Central banks are the biggest Gold holders. In their aim to support their currencies in turbulent times, central banks tend to diversify their reserves and buy Gold to improve the perceived strength of the economy and the currency. High Gold reserves can be a source of trust for a country’s solvency. Central banks added 1,136 tonnes of Gold worth around $70 billion to their reserves in 2022, according to data from the World Gold Council. This is the highest yearly purchase since records began. Central banks from emerging economies such as China, India and Turkey are quickly increasing their Gold reserves.
Gold has an inverse correlation with the US Dollar and US Treasuries, which are both major reserve and safe-haven assets. When the Dollar depreciates, Gold tends to rise, enabling investors and central banks to diversify their assets in turbulent times. Gold is also inversely correlated with risk assets. A rally in the stock market tends to weaken Gold price, while sell-offs in riskier markets tend to favor the precious metal.
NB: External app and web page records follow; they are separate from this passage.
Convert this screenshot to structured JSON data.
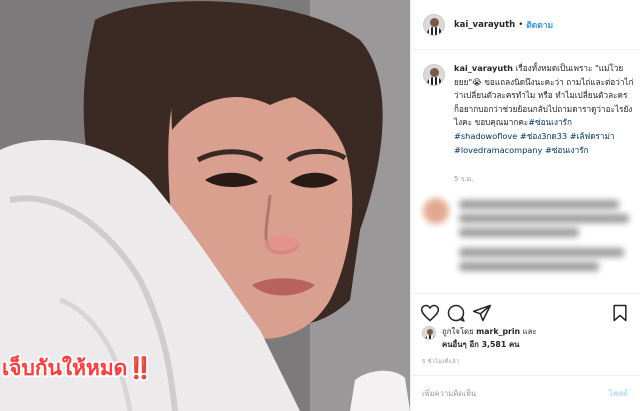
{
  "photo": {
    "overlay_caption": "เจ็บกันให้หมด‼️"
  },
  "header": {
    "username": "kai_varayuth",
    "separator": "•",
    "follow_label": "ติดตาม"
  },
  "caption": {
    "username": "kai_varayuth",
    "text": "เรื่องทั้งหมดเป็นเพราะ \"แม่โวยยยย\"😭 ขอแถลงนิดนึงนะคะว่า ถามไถ่และต่อว่าไก่ ว่าเปลี่ยนตัวละครทำไม หรือ ทำไมเปลี่ยนตัวละคร ก็อยากบอกว่าช่วยย้อนกลับไปถามดาราดูว่าอะไรยังไงคะ ขอบคุณมากคะ",
    "hashtags": [
      "#ซ่อนเงารัก",
      "#shadowoflove",
      "#ช่อง3กด33",
      "#เล้ฟดราม่า",
      "#lovedramacompany",
      "#ซ่อนเงารัก"
    ],
    "time": "5 ร.ม."
  },
  "actions": {
    "like_icon": "heart-icon",
    "comment_icon": "comment-bubble-icon",
    "share_icon": "share-arrow-icon",
    "save_icon": "bookmark-icon"
  },
  "likes": {
    "prefix": "ถูกใจโดย",
    "first_user": "mark_prin",
    "and": "และ",
    "others": "คนอื่นๆ อีก 3,581 คน"
  },
  "post_time": "5 ชั่วโมงที่แล้ว",
  "add_comment": {
    "placeholder": "เพิ่มความคิดเห็น",
    "post_label": "โพสต์"
  },
  "colors": {
    "link": "#3897f0",
    "hashtag": "#003569",
    "overlay_text": "#ff3b3b"
  }
}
The price can move due to a wide range of factors. Geopolitical instability or fears of a deep recession can quickly make Gold price escalate due to its safe-haven status. As a yield-less asset, Gold tends to rise with lower interest rates, while higher cost of money usually weighs down on the yellow metal. Still, most moves depend on how the US Dollar (USD) behaves as the asset is priced in dollars (XAU/USD). A strong Dollar tends to keep the price of Gold controlled, whereas a weaker Dollar is likely to push Gold prices up.